Young babies enjoy being rocked, softly tickled and caressed by a familiar adult. As they grow, many toddlers and young children (but not all) enjoy the physical play often known as ‘rough and tumble’.

This refers to the type of physical play that involves tickling, play wrestling, chasing, catching, falling on purpose and lifting and swinging each other or rolling on the ground, for example. Rough and tumble play involves high levels of physical exertion and opportunity to develop motor skills.

Two children playing rough and tumble on grass
Figure 7

When familiar, sensitive adults engage in rough and tumble with children, they can usually ‘read’ their body language and adapt the play in response. Parents and practitioners are sometimes concerned that rough and tumble play between children resembles aggression, and consequently they may intervene to stop, or limit the play. However, when observing children’s play, there are clear distinctions between what is play and what is aggression.

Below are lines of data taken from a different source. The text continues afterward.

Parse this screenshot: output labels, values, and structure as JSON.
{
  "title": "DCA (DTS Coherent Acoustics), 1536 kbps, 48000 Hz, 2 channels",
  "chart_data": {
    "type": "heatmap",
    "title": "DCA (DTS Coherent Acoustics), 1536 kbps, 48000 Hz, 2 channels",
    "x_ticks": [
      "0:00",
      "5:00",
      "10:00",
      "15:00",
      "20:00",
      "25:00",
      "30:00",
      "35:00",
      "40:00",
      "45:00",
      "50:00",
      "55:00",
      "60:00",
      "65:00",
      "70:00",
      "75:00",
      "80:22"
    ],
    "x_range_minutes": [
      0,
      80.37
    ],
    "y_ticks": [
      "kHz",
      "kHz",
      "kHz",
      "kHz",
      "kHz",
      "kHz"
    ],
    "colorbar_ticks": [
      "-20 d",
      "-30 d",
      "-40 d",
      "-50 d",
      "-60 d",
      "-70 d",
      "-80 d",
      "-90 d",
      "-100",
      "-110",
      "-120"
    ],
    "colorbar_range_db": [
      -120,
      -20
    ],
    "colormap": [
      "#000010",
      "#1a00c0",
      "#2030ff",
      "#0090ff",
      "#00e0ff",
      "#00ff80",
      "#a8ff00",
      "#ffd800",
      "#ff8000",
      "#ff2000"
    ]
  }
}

Table 1 Characteristics of ‘rough and tumble’ play and aggression
Characteristics of rough and tumble play Characteristics of aggression
All participants are smiling and laughing Signs of upset, distress or anger
All participants take part equally One child attempts to dominate
Child chooses to stay in the play situation Child tries to remove themselves from the play

In a research study of children’s rough and tumble play, Jarvis (2007) found that despite the appearance of ‘fighting’, the play involved:

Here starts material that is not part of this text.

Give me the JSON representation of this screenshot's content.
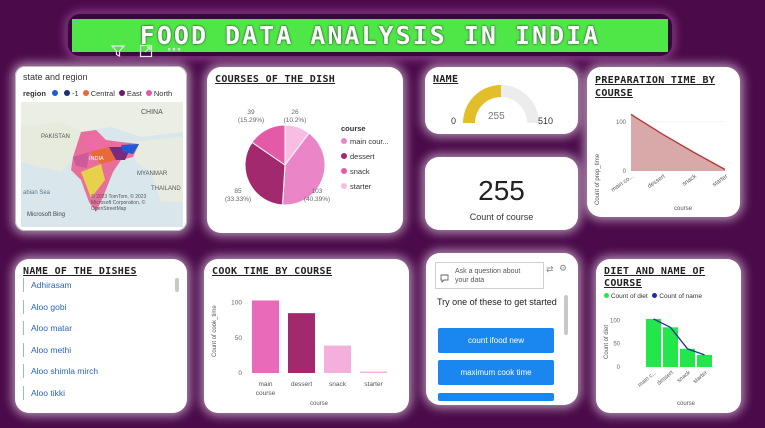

  • peer support
  • building social relationships
  • negotiation of rules
  • fair play and collaboration.

Of course, rough and tumble play between young children must be supervised by adults who promote overarching rules of respecting and taking care of each other. However, with clear boundaries in place, this type of play can support children’s health, wellbeing and holistic development.

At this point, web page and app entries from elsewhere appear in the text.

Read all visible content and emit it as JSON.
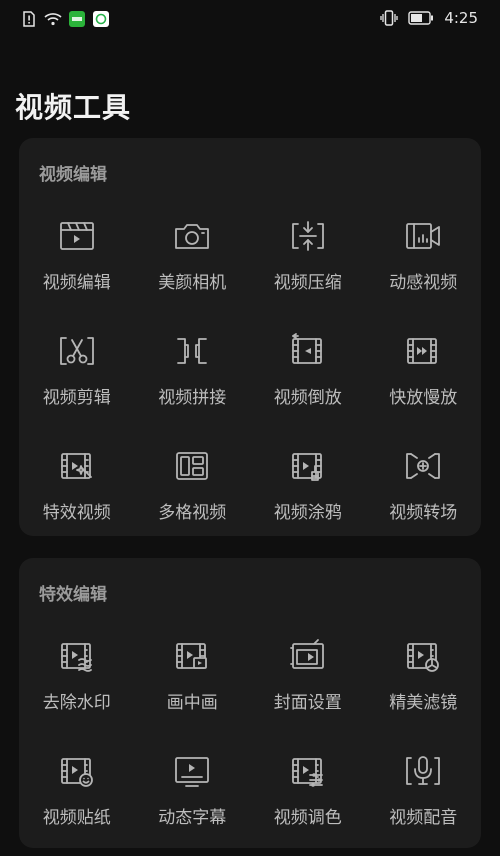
{
  "status_bar": {
    "time": "4:25",
    "left_icons": [
      "sim-alert-icon",
      "wifi-icon",
      "app-badge-icon",
      "chat-app-icon"
    ],
    "right_icons": [
      "vibrate-icon",
      "battery-icon"
    ]
  },
  "page_title": "视频工具",
  "sections": [
    {
      "title": "视频编辑",
      "rows": [
        [
          {
            "label": "视频编辑",
            "icon": "clapperboard-icon"
          },
          {
            "label": "美颜相机",
            "icon": "camera-icon"
          },
          {
            "label": "视频压缩",
            "icon": "compress-icon"
          },
          {
            "label": "动感视频",
            "icon": "video-camera-icon"
          }
        ],
        [
          {
            "label": "视频剪辑",
            "icon": "scissors-icon"
          },
          {
            "label": "视频拼接",
            "icon": "join-icon"
          },
          {
            "label": "视频倒放",
            "icon": "reverse-icon"
          },
          {
            "label": "快放慢放",
            "icon": "fast-forward-icon"
          }
        ],
        [
          {
            "label": "特效视频",
            "icon": "effect-wand-icon"
          },
          {
            "label": "多格视频",
            "icon": "multi-grid-icon"
          },
          {
            "label": "视频涂鸦",
            "icon": "brush-icon"
          },
          {
            "label": "视频转场",
            "icon": "transition-icon"
          }
        ]
      ]
    },
    {
      "title": "特效编辑",
      "rows": [
        [
          {
            "label": "去除水印",
            "icon": "remove-watermark-icon"
          },
          {
            "label": "画中画",
            "icon": "picture-in-picture-icon"
          },
          {
            "label": "封面设置",
            "icon": "cover-icon"
          },
          {
            "label": "精美滤镜",
            "icon": "filter-icon"
          }
        ],
        [
          {
            "label": "视频贴纸",
            "icon": "sticker-icon"
          },
          {
            "label": "动态字幕",
            "icon": "subtitle-icon"
          },
          {
            "label": "视频调色",
            "icon": "color-adjust-icon"
          },
          {
            "label": "视频配音",
            "icon": "microphone-icon"
          }
        ]
      ]
    }
  ]
}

  • Think about your own style of parenting or your approach to early years practice in relation to children’s physical play. Where would you place yourself on the continuum below?

    A risk continuum for 1-10
    Figure 8 Risk continuum

It is important to think about your own responses and reactions to risk and the sorts of messages your words and actions convey to young children. If you constantly tell children to be careful, that they might fall or they might get hurt, you can create anxiety about physical play.

Where appropriate, you need to help children assess and manage risk, rather than stopping the play. Risky play and rough and tumble play can be viewed as opportunities to promote core values of respect, empathy and taking care of one another.